DATA RECORDS:
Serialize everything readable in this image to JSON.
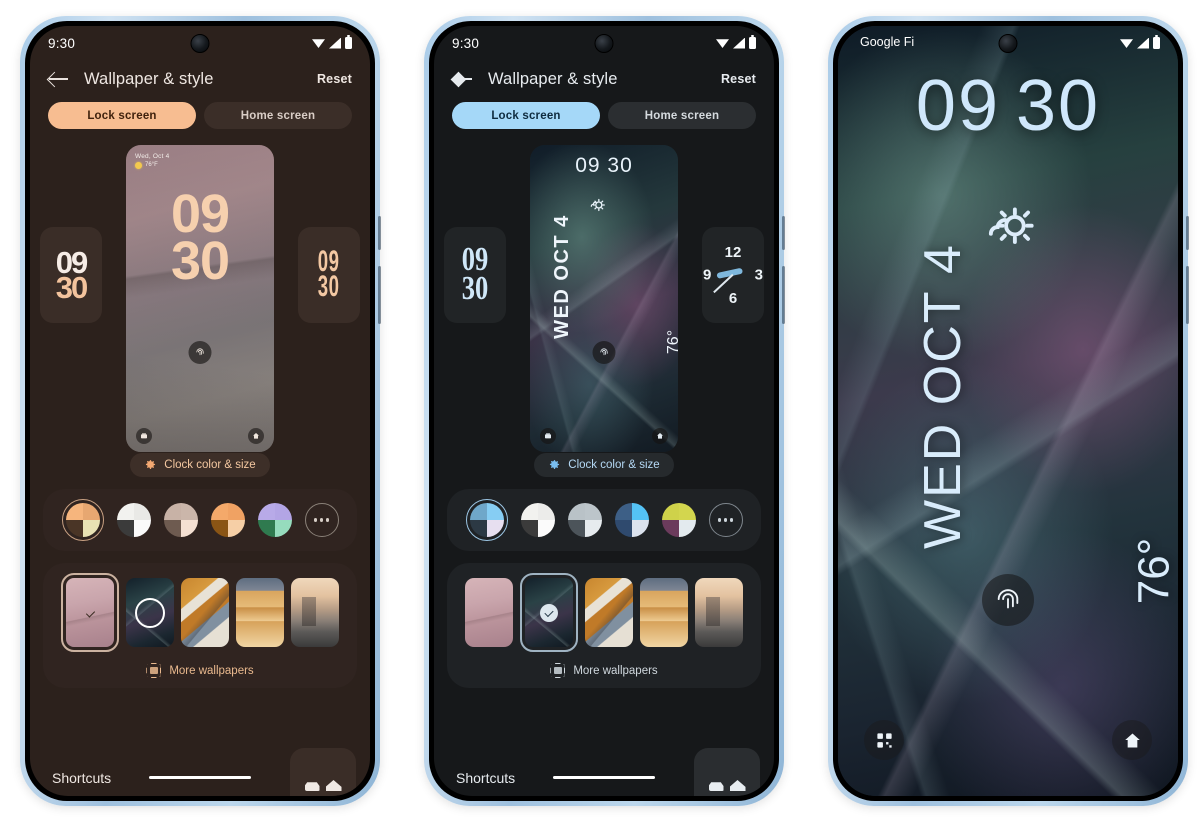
{
  "phone1": {
    "status": {
      "time": "9:30",
      "icons": [
        "wifi-icon",
        "signal-icon",
        "battery-icon"
      ]
    },
    "appbar": {
      "back": "back-arrow-icon",
      "title": "Wallpaper & style",
      "reset": "Reset"
    },
    "tabs": [
      {
        "label": "Lock screen",
        "active": true
      },
      {
        "label": "Home screen",
        "active": false
      }
    ],
    "carousel": {
      "left_clock": {
        "line1": "09",
        "line2": "30"
      },
      "right_clock": {
        "line1": "09",
        "line2": "30"
      },
      "preview": {
        "date": "Wed, Oct 4",
        "temp": "76°F",
        "weather_icon": "sun-icon",
        "clock_line1": "09",
        "clock_line2": "30",
        "fingerprint_icon": "fingerprint-icon",
        "left_shortcut_icon": "wallet-icon",
        "right_shortcut_icon": "home-icon"
      }
    },
    "clock_chip": {
      "label": "Clock color & size",
      "icon": "gear-icon"
    },
    "swatches": [
      {
        "name": "peach-theme",
        "selected": true,
        "colors": [
          "#f6b57d",
          "#e7a771",
          "#4a3526",
          "#e8e2b4"
        ]
      },
      {
        "name": "mono-theme",
        "selected": false,
        "colors": [
          "#f2f2ef",
          "#e9e9e6",
          "#3b3b3b",
          "#fafafa"
        ]
      },
      {
        "name": "taupe-theme",
        "selected": false,
        "colors": [
          "#c8b2a6",
          "#cbb6aa",
          "#6e5b50",
          "#f4e0d2"
        ]
      },
      {
        "name": "orange-theme",
        "selected": false,
        "colors": [
          "#f4a96a",
          "#f0a263",
          "#8a5515",
          "#f6cfa6"
        ]
      },
      {
        "name": "violet-theme",
        "selected": false,
        "colors": [
          "#b8aae8",
          "#b3a5e5",
          "#2f7a4f",
          "#96dcbd"
        ]
      }
    ],
    "more_swatches": "more-colors-button",
    "wallpapers": [
      {
        "name": "dunes-pink",
        "selected": true
      },
      {
        "name": "crystal",
        "selected": false
      },
      {
        "name": "abstract",
        "selected": false
      },
      {
        "name": "desert-dune",
        "selected": false
      },
      {
        "name": "cityscape",
        "selected": false
      }
    ],
    "more_wallpapers": {
      "label": "More wallpapers",
      "icon": "wallpaper-icon"
    },
    "footer": {
      "shortcuts": "Shortcuts",
      "nav_icons": [
        "google-icon",
        "home-icon"
      ]
    }
  },
  "phone2": {
    "status": {
      "time": "9:30",
      "icons": [
        "wifi-icon",
        "signal-icon",
        "battery-icon"
      ]
    },
    "appbar": {
      "back": "back-arrow-icon",
      "title": "Wallpaper & style",
      "reset": "Reset"
    },
    "tabs": [
      {
        "label": "Lock screen",
        "active": true
      },
      {
        "label": "Home screen",
        "active": false
      }
    ],
    "carousel": {
      "left_clock": {
        "line1": "09",
        "line2": "30"
      },
      "right_clock": {
        "type": "analog",
        "numerals": [
          "12",
          "3",
          "6",
          "9"
        ]
      },
      "preview": {
        "time": "09 30",
        "date": "WED OCT 4",
        "temp": "76°",
        "weather_icon": "sun-icon",
        "fingerprint_icon": "fingerprint-icon",
        "left_shortcut_icon": "wallet-icon",
        "right_shortcut_icon": "home-icon"
      }
    },
    "clock_chip": {
      "label": "Clock color & size",
      "icon": "gear-icon"
    },
    "swatches": [
      {
        "name": "blue-theme",
        "selected": true,
        "colors": [
          "#6fa7c9",
          "#86cdf3",
          "#2c3944",
          "#e7dff0"
        ]
      },
      {
        "name": "mono-theme",
        "selected": false,
        "colors": [
          "#f2f2ef",
          "#ececea",
          "#3b3b3b",
          "#fbfbfb"
        ]
      },
      {
        "name": "gray-theme",
        "selected": false,
        "colors": [
          "#b9c2c7",
          "#bcc5ca",
          "#4c545a",
          "#e6ebee"
        ]
      },
      {
        "name": "skyblue-theme",
        "selected": false,
        "colors": [
          "#3d5f86",
          "#54c2f5",
          "#2f4a6e",
          "#dbe3ee"
        ]
      },
      {
        "name": "lime-theme",
        "selected": false,
        "colors": [
          "#cfd24a",
          "#d3d64e",
          "#6b3b5c",
          "#e3eaee"
        ]
      }
    ],
    "more_swatches": "more-colors-button",
    "wallpapers": [
      {
        "name": "dunes-pink",
        "selected": false
      },
      {
        "name": "crystal",
        "selected": true
      },
      {
        "name": "abstract",
        "selected": false
      },
      {
        "name": "desert-dune",
        "selected": false
      },
      {
        "name": "cityscape",
        "selected": false
      }
    ],
    "more_wallpapers": {
      "label": "More wallpapers",
      "icon": "wallpaper-icon"
    },
    "footer": {
      "shortcuts": "Shortcuts",
      "nav_icons": [
        "google-icon",
        "home-icon"
      ]
    }
  },
  "phone3": {
    "status": {
      "carrier": "Google Fi",
      "icons": [
        "wifi-icon",
        "signal-icon",
        "battery-icon"
      ]
    },
    "lockscreen": {
      "time_hours": "09",
      "time_minutes": "30",
      "date": "WED OCT 4",
      "temp": "76°",
      "weather_icon": "sun-icon",
      "fingerprint_icon": "fingerprint-icon",
      "qr_icon": "qr-scanner-icon",
      "home_icon": "home-icon"
    }
  }
}
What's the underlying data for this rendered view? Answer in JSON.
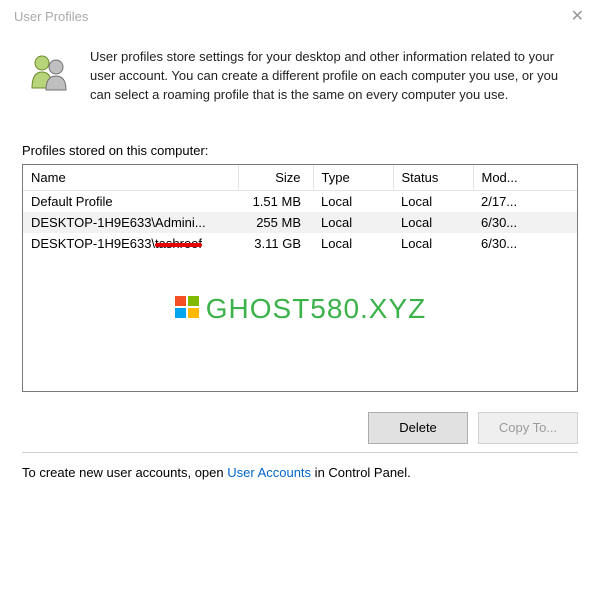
{
  "window": {
    "title": "User Profiles"
  },
  "description": "User profiles store settings for your desktop and other information related to your user account. You can create a different profile on each computer you use, or you can select a roaming profile that is the same on every computer you use.",
  "section_label": "Profiles stored on this computer:",
  "columns": {
    "name": "Name",
    "size": "Size",
    "type": "Type",
    "status": "Status",
    "modified": "Mod..."
  },
  "rows": [
    {
      "name": "Default Profile",
      "size": "1.51 MB",
      "type": "Local",
      "status": "Local",
      "modified": "2/17...",
      "selected": false,
      "redacted": false
    },
    {
      "name": "DESKTOP-1H9E633\\Admini...",
      "size": "255 MB",
      "type": "Local",
      "status": "Local",
      "modified": "6/30...",
      "selected": true,
      "redacted": false
    },
    {
      "name_prefix": "DESKTOP-1H9E633\\",
      "name_redacted": "tashroof",
      "size": "3.11 GB",
      "type": "Local",
      "status": "Local",
      "modified": "6/30...",
      "selected": false,
      "redacted": true
    }
  ],
  "watermark": "GHOST580.XYZ",
  "buttons": {
    "delete": "Delete",
    "copy_to": "Copy To..."
  },
  "footer": {
    "prefix": "To create new user accounts, open ",
    "link": "User Accounts",
    "suffix": " in Control Panel."
  }
}
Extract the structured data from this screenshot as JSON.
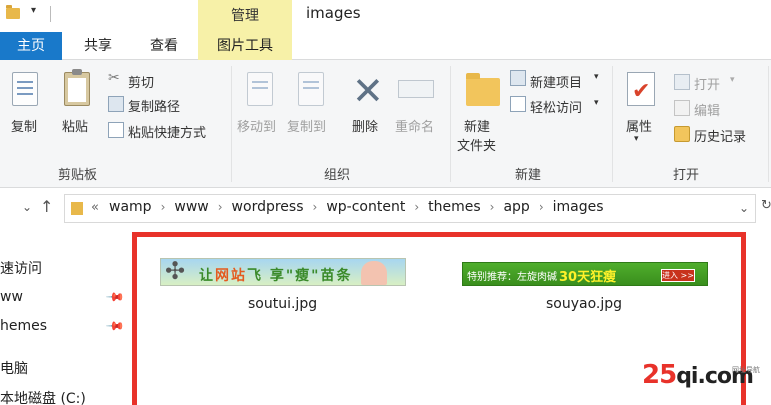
{
  "window": {
    "title": "images",
    "context_tab_group": "管理"
  },
  "tabs": [
    {
      "label": "主页",
      "active": true
    },
    {
      "label": "共享"
    },
    {
      "label": "查看"
    },
    {
      "label": "图片工具"
    }
  ],
  "ribbon": {
    "clipboard": {
      "group_label": "剪贴板",
      "copy": "复制",
      "paste": "粘贴",
      "cut": "剪切",
      "copy_path": "复制路径",
      "paste_shortcut": "粘贴快捷方式"
    },
    "organize": {
      "group_label": "组织",
      "move_to": "移动到",
      "copy_to": "复制到",
      "delete": "删除",
      "rename": "重命名"
    },
    "new": {
      "group_label": "新建",
      "new_folder_line1": "新建",
      "new_folder_line2": "文件夹",
      "new_item": "新建项目",
      "easy_access": "轻松访问"
    },
    "open": {
      "group_label": "打开",
      "properties": "属性",
      "open": "打开",
      "edit": "编辑",
      "history": "历史记录"
    }
  },
  "address": {
    "overflow": "«",
    "crumbs": [
      "wamp",
      "www",
      "wordpress",
      "wp-content",
      "themes",
      "app",
      "images"
    ]
  },
  "navpane": {
    "items": [
      {
        "label": "速访问"
      },
      {
        "label": "ww"
      },
      {
        "label": "hemes"
      },
      {
        "label": "电脑"
      },
      {
        "label": "本地磁盘 (C:)"
      }
    ]
  },
  "files": [
    {
      "name": "soutui.jpg",
      "banner_text_a": "让",
      "banner_text_b": "网站",
      "banner_text_c": "飞 享\"瘦\"苗条"
    },
    {
      "name": "souyao.jpg",
      "banner_text_a": "特别推荐：左旋肉碱",
      "banner_text_b": "30天狂瘦",
      "banner_text_c": "进入 >>"
    }
  ],
  "watermark": {
    "num": "25",
    "rest": "qi.com",
    "side": "网址导航"
  },
  "colors": {
    "home_tab": "#1979ca",
    "context_tab": "#f7f1a8",
    "highlight_frame": "#e8322a",
    "folder": "#e8b84a"
  },
  "icons": {
    "nav_up": "up-arrow-icon",
    "nav_dropdown": "chevron-down-icon",
    "pin": "pin-icon"
  }
}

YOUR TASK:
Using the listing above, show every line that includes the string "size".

RESULT FOR THIS EXERCISE:
      "label": "Clock color & size",
      "label": "Clock color & size",
    "size": "Size",
      "size": "1.51 MB",
      "size": "255 MB",
      "size": "3.11 GB",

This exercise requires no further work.